Then there are the saviors, my friends the superheroes, who are smack in the middle of this horrific event, the front-line health care workers. Nurses and doctors and others who are seeing this Pandemic through the lenses of scuba goggles, bandanas, homemade masks, and gowns, or if they are lucky, outfitted with the...
THE INVISIBLE ENEMY
“... “May he live in interesting times.” Like it or not, we live in interesting times. They are times of danger and uncertainty, but they are also the most creative of any time in the history of mankind.” In 1966 Robert F. Kennedy delivered a speech that shared those words.
Here we are again, living in “interesting times” of danger and uncertainty. The current enemy does not carry guns or missiles. It does not hate or have religious, political, gender or cultural preferences. This enemy is invisible and is impacting all of humanity and our world.
We are all realizing how connected we are now. We thought we were separate, we thought our country was better than theirs, we thought our culture was more refined than theirs, we thought our economy was better than theirs, we thought we were smarter than them.

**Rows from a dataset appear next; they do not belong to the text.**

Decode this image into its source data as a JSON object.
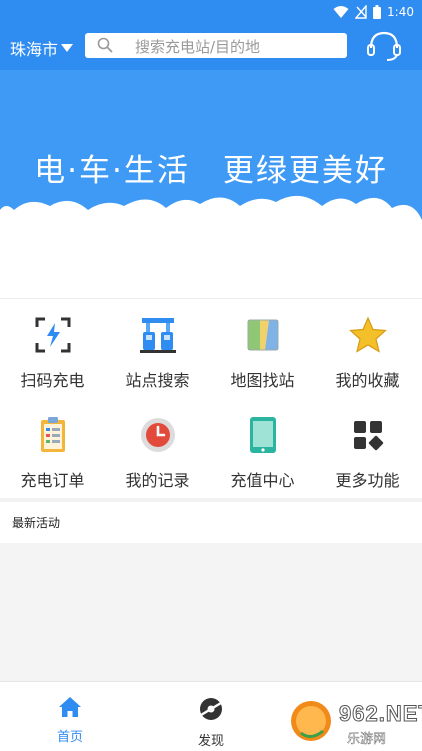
{
  "status_bar": {
    "time": "1:40"
  },
  "header": {
    "city": "珠海市",
    "search_placeholder": "搜索充电站/目的地"
  },
  "banner": {
    "slogan": "电·车·生活　更绿更美好"
  },
  "features": [
    {
      "label": "扫码充电",
      "icon": "scan-charge-icon"
    },
    {
      "label": "站点搜索",
      "icon": "station-search-icon"
    },
    {
      "label": "地图找站",
      "icon": "map-icon"
    },
    {
      "label": "我的收藏",
      "icon": "star-icon"
    },
    {
      "label": "充电订单",
      "icon": "clipboard-icon"
    },
    {
      "label": "我的记录",
      "icon": "clock-icon"
    },
    {
      "label": "充值中心",
      "icon": "tablet-icon"
    },
    {
      "label": "更多功能",
      "icon": "more-grid-icon"
    }
  ],
  "section": {
    "latest_activity": "最新活动"
  },
  "bottom_nav": [
    {
      "label": "首页",
      "icon": "home-icon",
      "active": true
    },
    {
      "label": "发现",
      "icon": "discover-icon",
      "active": false
    }
  ],
  "watermark": {
    "text": "962.NET",
    "sub": "乐游网"
  },
  "colors": {
    "primary": "#2f8cf1",
    "header_blue": "#2f8cf1",
    "banner_blue": "#3f9af5"
  }
}
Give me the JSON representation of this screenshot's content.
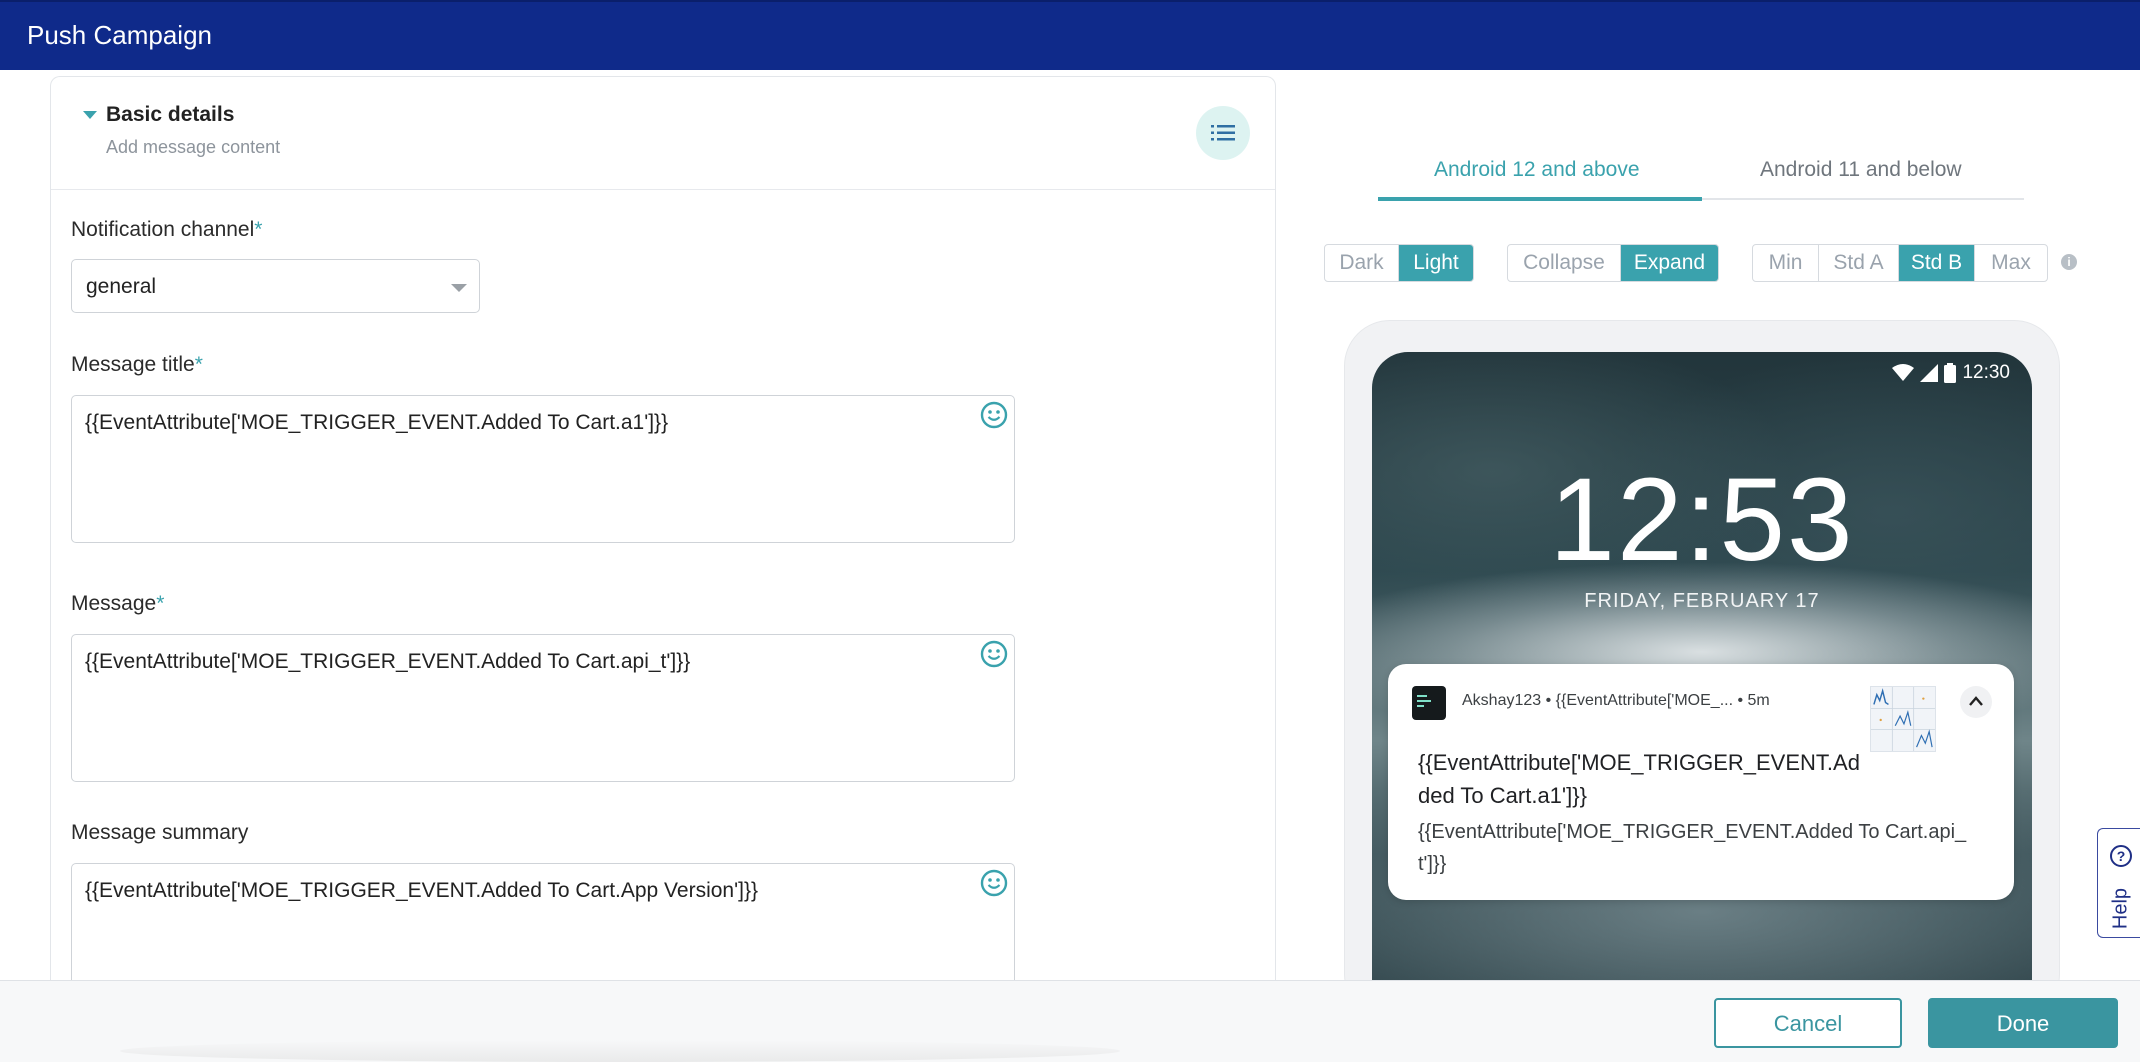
{
  "window": {
    "title": "Push Campaign"
  },
  "section": {
    "title": "Basic details",
    "subtitle": "Add message content"
  },
  "form": {
    "channel": {
      "label": "Notification channel",
      "required_mark": "*",
      "value": "general"
    },
    "title": {
      "label": "Message title",
      "required_mark": "*",
      "value": "{{EventAttribute['MOE_TRIGGER_EVENT.Added To Cart.a1']}}"
    },
    "message": {
      "label": "Message",
      "required_mark": "*",
      "value": "{{EventAttribute['MOE_TRIGGER_EVENT.Added To Cart.api_t']}}"
    },
    "summary": {
      "label": "Message summary",
      "value": "{{EventAttribute['MOE_TRIGGER_EVENT.Added To Cart.App Version']}}"
    }
  },
  "preview": {
    "tabs": [
      {
        "label": "Android 12 and above",
        "active": true
      },
      {
        "label": "Android 11 and below",
        "active": false
      }
    ],
    "theme": {
      "options": [
        "Dark",
        "Light"
      ],
      "selected": "Light"
    },
    "view": {
      "options": [
        "Collapse",
        "Expand"
      ],
      "selected": "Expand"
    },
    "style": {
      "options": [
        "Min",
        "Std A",
        "Std B",
        "Max"
      ],
      "selected": "Std B"
    },
    "info_icon": "info-icon",
    "phone": {
      "status_time": "12:30",
      "clock": "12:53",
      "date": "FRIDAY, FEBRUARY 17",
      "notification": {
        "meta": "Akshay123 • {{EventAttribute['MOE_... • 5m",
        "title": "{{EventAttribute['MOE_TRIGGER_EVENT.Added To Cart.a1']}}",
        "body": "{{EventAttribute['MOE_TRIGGER_EVENT.Added To Cart.api_t']}}"
      }
    }
  },
  "help": {
    "label": "Help"
  },
  "footer": {
    "cancel": "Cancel",
    "done": "Done"
  },
  "colors": {
    "header": "#0f2a8a",
    "accent": "#3aa2ad",
    "button": "#3a95a0"
  }
}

We are recognizing now, are all in this together, human beings, children of God here on this...
The Year of The NURSE
At last, the World Health Organization (WHO) has designated 2020 as the International Year of The Nurse! - Dr. Tedros Adhanom Ghebreyesus, WHO Director-General said:
“Nurses and midwives are the backbone of every health system: in 2020 we’re calling on all countries to invest in nurses and midwives as part of their commitment to health for all.”
When was the last time you had a nurse's support or care? Was it when she explained what the doctor had just said to you and your family that you didn't really understand? Was it when she put her arms around you for a hug when you felt alone and uncertain? Was it when she gave you advice about how to care for your loved one in a way that was easier for you or more comforting to them? Was it when she explained the complex procedure that was about to happen to you?
Nurses are everywhere and play a vital role in the workforce. We are care providers in a healthcare environment where it...
Do you know someone who is a caregiver? I’ll bet every one of you either IS (or has been) a caregiver or knows one. Whether you are taking care of a sick child or an elderly parent, a partner or a friend, caregiving is not for the faint of heart. It is a hero’s job.
Heroes are thought of as courageous souls with noble qualities, who stand in the face of danger and that is certainly true. War heroes are immortalized in statues found all across the world. But what of the Caregiver Hero, have you ever seen a statue of her? The Caregiver Hero is someone who quietly day after day, month after month, year after year comforts, cares for, and nurtures a frail or infirmed loved one without accolades or honors, or financial gain and even sometimes at great financial peril to themselves.
Caregivers have tremendous responsibilities, not only are they helping with the basic day to day living activities of feeding, bathing, and dressing...
"I'm Sorry For Your Loss".
How often have you said the words, "I'm sorry for your loss" in hopes of consoling a grieving person? How often have you heard those words, as you faced unimaginable grief? Did hearing "I'm sorry for your loss" comfort you? Did you feel understood and supported?
These days it seems the universal thing to say to someone grieving the death of a loved one are those 5 words. But, when that phrase is used without emotion or real empathy it sounds empty, and awkward, and ignores the real pain that grief bestows on someone. Saying "I'm sorry for your loss" does more to make the person sharing the words feel better than comforting the person who is in need.
When someone has experienced the death of a friend or loved one, be honest, don't ignore their pain, don't be afraid to say you don't know what to say! That revelation is more authentic and appreciated than "I'm sorry for your loss".
I've had two friends die in the past few months...